== Segment start ==
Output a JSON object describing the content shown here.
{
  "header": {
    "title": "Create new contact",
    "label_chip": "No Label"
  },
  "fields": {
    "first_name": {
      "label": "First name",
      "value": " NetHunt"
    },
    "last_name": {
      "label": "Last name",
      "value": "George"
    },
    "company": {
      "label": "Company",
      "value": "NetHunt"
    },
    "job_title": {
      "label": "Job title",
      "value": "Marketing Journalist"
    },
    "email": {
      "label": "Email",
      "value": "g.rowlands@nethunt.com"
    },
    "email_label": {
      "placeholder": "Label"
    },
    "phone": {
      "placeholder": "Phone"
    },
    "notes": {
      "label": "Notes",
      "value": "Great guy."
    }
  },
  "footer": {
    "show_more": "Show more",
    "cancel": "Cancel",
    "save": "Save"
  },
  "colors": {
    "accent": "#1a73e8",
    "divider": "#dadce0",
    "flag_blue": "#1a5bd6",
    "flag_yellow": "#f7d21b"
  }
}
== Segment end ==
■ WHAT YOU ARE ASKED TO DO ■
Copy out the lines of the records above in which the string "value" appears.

■ TASK RESULT ■
      "value": " NetHunt"
      "value": "George"
      "value": "NetHunt"
      "value": "Marketing Journalist"
      "value": "g.rowlands@nethunt.com"
      "value": "Great guy."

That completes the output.